Finally, you can always negotiate the price with a prospective advisor. Especially if you have a couple in mind who you think would be a good fit, try negotiating with them all and see if any of them will knock down their price.

Choosing the right financial advisor

The type of advisor you settle on also depends on your budget and net worth.

If you’re a new investor and need help getting started, a robo-advisor might be enough for now. Today, there are tons of robo-advisors to choose from. When comparing different companies, it’s important to understand a few things:

  • Is there a minimum balance required to invest? Most robo-advisors let you start investing with $500 or less, but others require more. 
  • What is the management fee? Again, this should be between 0.25% and 0.50%, though some don’t charge a fee at all. 
  • What are the investment options? Most robo-advisors offer between five and 10 portfolio choices based on risk tolerance (they’ll range from conservative to aggressive). The more options, the better.
  • What types of accounts will the robo-advisor manage? Typically, a robo-advisor will manage individual retirement accounts (Roth, traditional and SEP IRAs) and taxable accounts. Some will also manage your 401(k) and trusts.

To help you narrow your search, check out our top-recommended robo-advisors

If you want advice beyond investing — say you’re planning to have a family and don’t know how to prioritize short-term expenses with long-term goals, or maybe you have questions about picking employee benefits or tax planning or estate planning — you’ll probably want to work with a human advisor.

If you choose to go the human advisor route, the next question you need to ask yourself is: Do I want to work with a virtual or in-person advisor? This decision may come down to your net worth. If you don’t have a ton of assets, you may not qualify to work with a traditional financial advisor, but could afford to work with a virtual advisor. If you have the money, is it important to be able to meet with someone in-person, in their office? Or are you fine conducting meetings online? 

Regardless of your decision, when it comes down to finding a great virtual advisor or traditional advisor to work with, you’ll need to spend time researching your options. Start by looking up advisors in your area using The Financial Planning Association’s website, The National Association of Personal Financial Advisors’ website and The Certified Financial Planner Board of Standards’ website.

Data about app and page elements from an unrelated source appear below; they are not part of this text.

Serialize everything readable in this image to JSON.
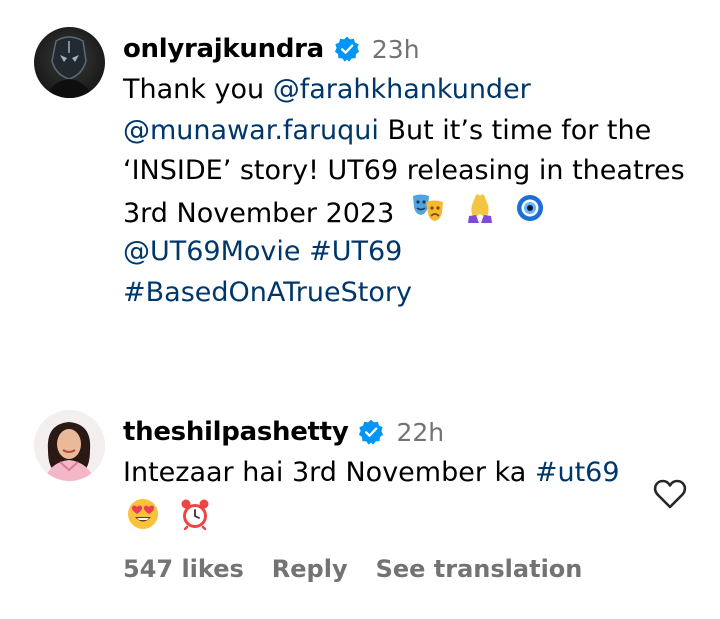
{
  "comments": [
    {
      "username": "onlyrajkundra",
      "time": "23h",
      "text_segments": {
        "thank": "Thank you ",
        "mention1": "@farahkhankunder",
        "mention2": "@munawar.faruqui",
        "rest1": " But it’s time for the",
        "rest2": "‘INSIDE’ story! UT69 releasing in theatres",
        "rest3": "3rd November 2023",
        "mention3": "@UT69Movie",
        "space": " ",
        "hashtag1": "#UT69",
        "hashtag2": "#BasedOnATrueStory"
      },
      "emojis": [
        "performing-arts-icon",
        "folded-hands-icon",
        "nazar-amulet-icon"
      ]
    },
    {
      "username": "theshilpashetty",
      "time": "22h",
      "text_segments": {
        "main": "Intezaar hai 3rd November ka ",
        "hashtag": "#ut69"
      },
      "emojis": [
        "heart-eyes-icon",
        "alarm-clock-icon"
      ],
      "actions": {
        "likes": "547 likes",
        "reply": "Reply",
        "translate": "See translation"
      }
    }
  ],
  "colors": {
    "link": "#00376b",
    "muted": "#737373",
    "verified": "#0095f6"
  }
}
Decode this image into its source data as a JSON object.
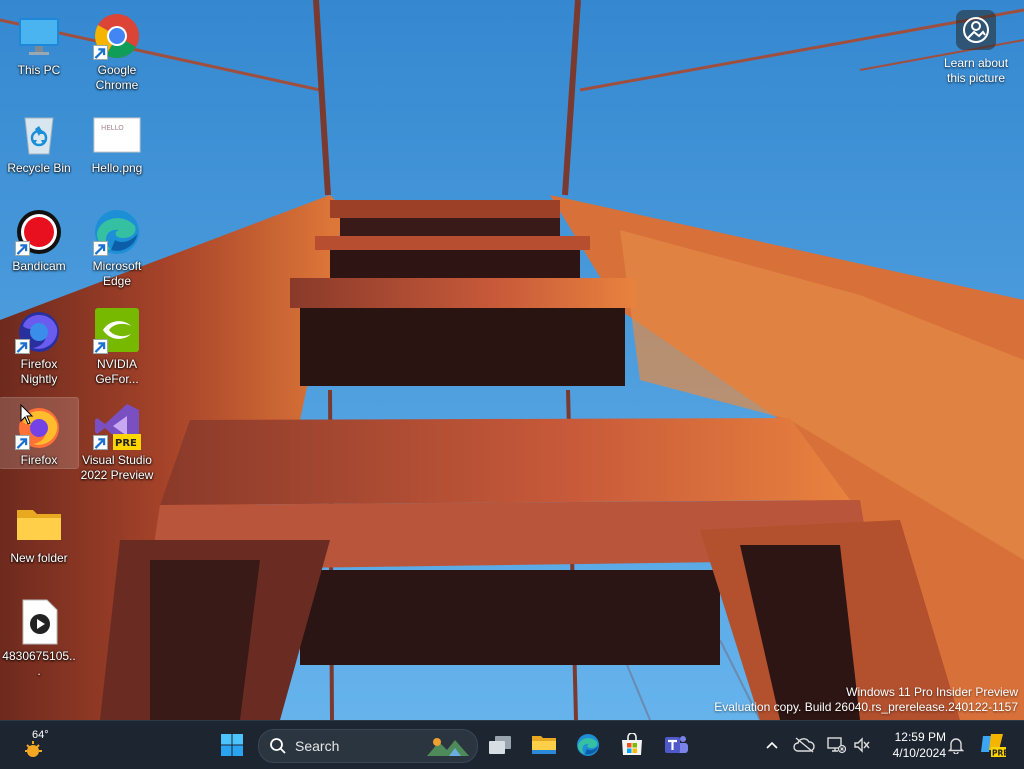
{
  "desktop": {
    "icons": [
      {
        "label": "This PC",
        "icon": "monitor-icon"
      },
      {
        "label": "Google Chrome",
        "icon": "chrome-icon"
      },
      {
        "label": "Recycle Bin",
        "icon": "recycle-bin-icon"
      },
      {
        "label": "Hello.png",
        "icon": "image-file-icon",
        "thumb_text": "HELLO"
      },
      {
        "label": "Bandicam",
        "icon": "bandicam-icon"
      },
      {
        "label": "Microsoft Edge",
        "icon": "edge-icon"
      },
      {
        "label": "Firefox Nightly",
        "icon": "firefox-nightly-icon"
      },
      {
        "label": "NVIDIA GeFor...",
        "icon": "nvidia-icon"
      },
      {
        "label": "Firefox",
        "icon": "firefox-icon"
      },
      {
        "label": "Visual Studio 2022 Preview",
        "icon": "visual-studio-icon",
        "badge": "PRE"
      },
      {
        "label": "New folder",
        "icon": "folder-icon"
      },
      {
        "label": "4830675105...",
        "icon": "video-file-icon"
      }
    ],
    "learn_about": "Learn about this picture"
  },
  "watermark": {
    "line1": "Windows 11 Pro Insider Preview",
    "line2": "Evaluation copy. Build 26040.rs_prerelease.240122-1157"
  },
  "taskbar": {
    "weather_temp": "64°",
    "search_placeholder": "Search",
    "apps": [
      "start-icon",
      "task-view-icon",
      "file-explorer-icon",
      "edge-icon",
      "microsoft-store-icon",
      "teams-icon"
    ],
    "copilot_badge": "PRE",
    "clock": {
      "time": "12:59 PM",
      "date": "4/10/2024"
    }
  },
  "colors": {
    "sky": "#3f8fd0",
    "bridge": "#c2502a",
    "taskbar": "#1d2630"
  }
}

For more information, read Finishrich.com‘s complete guide to choosing a financial advisor.

Read next: Robo-Advisors vs. Financial Advisors: How to Know Which One is Right For You